Why? Well there are many possible reasons, and I don’t think “liberal Hollywood” is one of them. For one thing, there are too many awards shows, so that by the time the Oscars roll around, viewers may be tired of the same old characters. We’ve already seen Sam Rockwell and Allison Janney and most of the others on the circuit.
Also, by the time the awards are ready to be handed out, we usually can guess which actors and movies are going to win. So the intrigue is minimal. If you were surprised by any of the major winners this year, you’ve probably been on a digital boycott.
Another factor: The choice of hosts tends to be dull. I respect Jimmy Kimmel, who has hosted for the past two years, but he’s a safe, middle-of-the-road choice. Unlike edgier hosts, he’s not going to rile up the audience or go out on much of a comic limb. He’s predictable. Also, we can see him every night if we want, without sitting through montages and song nominees to hear his jokes.

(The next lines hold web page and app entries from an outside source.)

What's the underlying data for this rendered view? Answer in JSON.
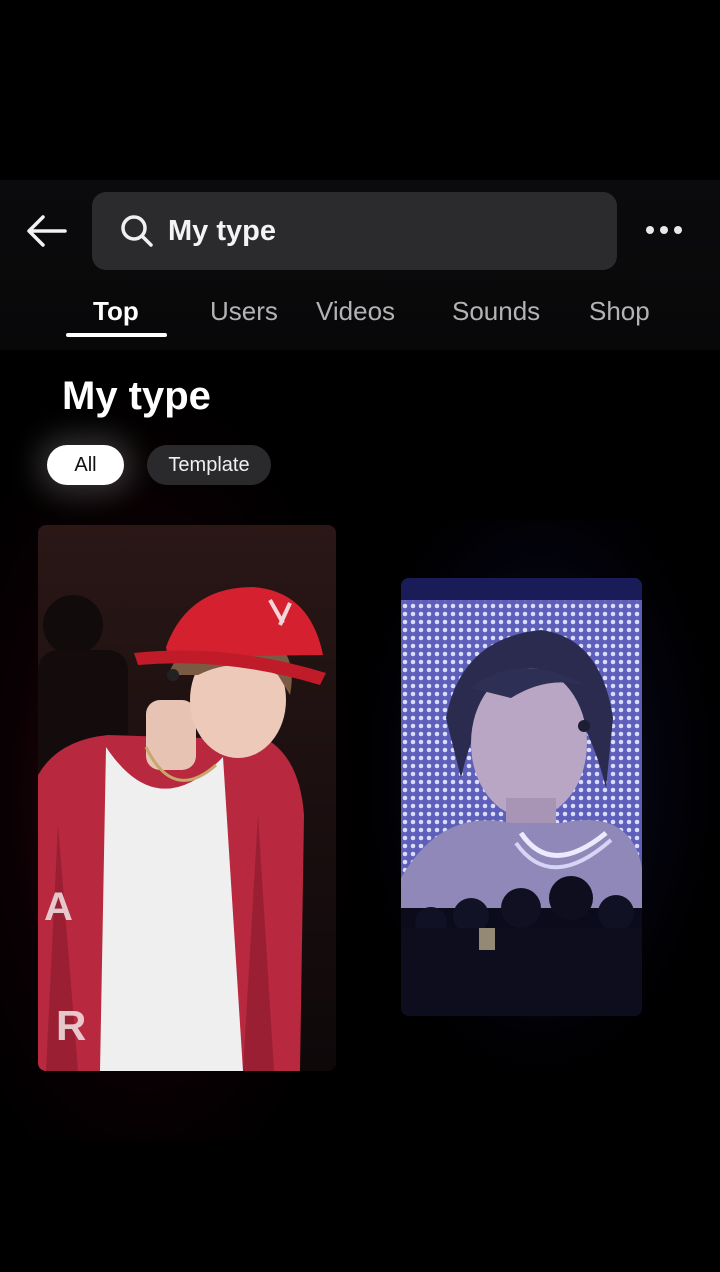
{
  "search": {
    "query": "My type"
  },
  "tabs": [
    {
      "label": "Top"
    },
    {
      "label": "Users"
    },
    {
      "label": "Videos"
    },
    {
      "label": "Sounds"
    },
    {
      "label": "Shop"
    }
  ],
  "results": {
    "title": "My type",
    "chips": [
      {
        "label": "All"
      },
      {
        "label": "Template"
      }
    ]
  },
  "icons": {
    "back": "back-arrow-icon",
    "search": "search-icon",
    "more": "more-dots-icon"
  },
  "colors": {
    "background": "#000000",
    "search_bg": "#2b2b2e",
    "active_chip": "#ffffff",
    "chip_bg": "#2a2a2d",
    "tab_inactive": "#b3b3b6"
  }
}
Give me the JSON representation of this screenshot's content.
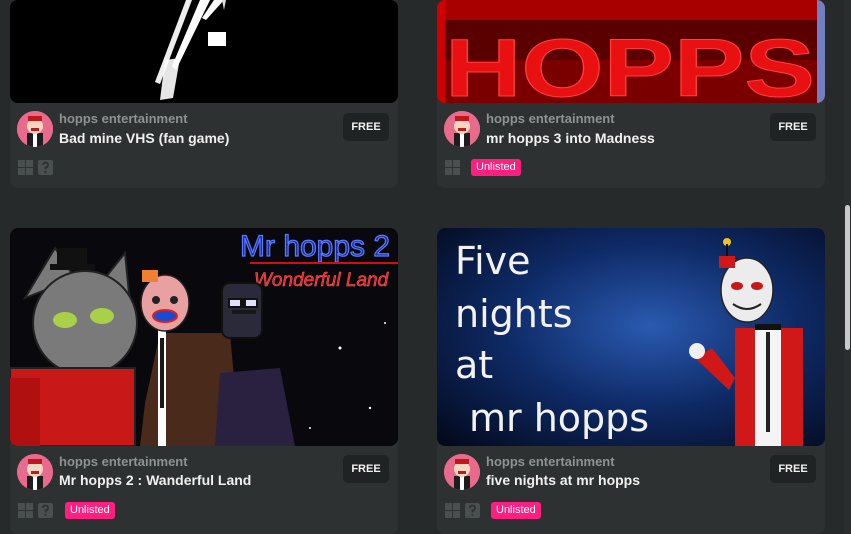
{
  "games": [
    {
      "author": "hopps entertainment",
      "title": "Bad mine VHS (fan game)",
      "price": "FREE",
      "badge": ""
    },
    {
      "author": "hopps entertainment",
      "title": "mr hopps 3 into Madness",
      "price": "FREE",
      "badge": "Unlisted",
      "thumb_text": "HOPPS"
    },
    {
      "author": "hopps entertainment",
      "title": "Mr hopps 2 : Wanderful Land",
      "price": "FREE",
      "badge": "Unlisted",
      "thumb_title": "Mr hopps 2",
      "thumb_subtitle": "Wonderful Land"
    },
    {
      "author": "hopps entertainment",
      "title": "five nights at mr hopps",
      "price": "FREE",
      "badge": "Unlisted",
      "thumb_lines": [
        "Five",
        "nights",
        "at",
        "mr hopps"
      ]
    }
  ],
  "colors": {
    "badge": "#ff1f81",
    "card": "#2e3131",
    "background": "#272a2a"
  },
  "icons": [
    "windows-icon",
    "unknown-platform-icon"
  ]
}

The numbers, too, may be a little faulty. Nielsen only tracks broadcast viewers and not viewers on other platforms, including streaming, an increasingly popular way to watch.Matthew Gilbert can be reached at firstname.lastname@example.org. Follow him on Twitter @MatthewGilbert.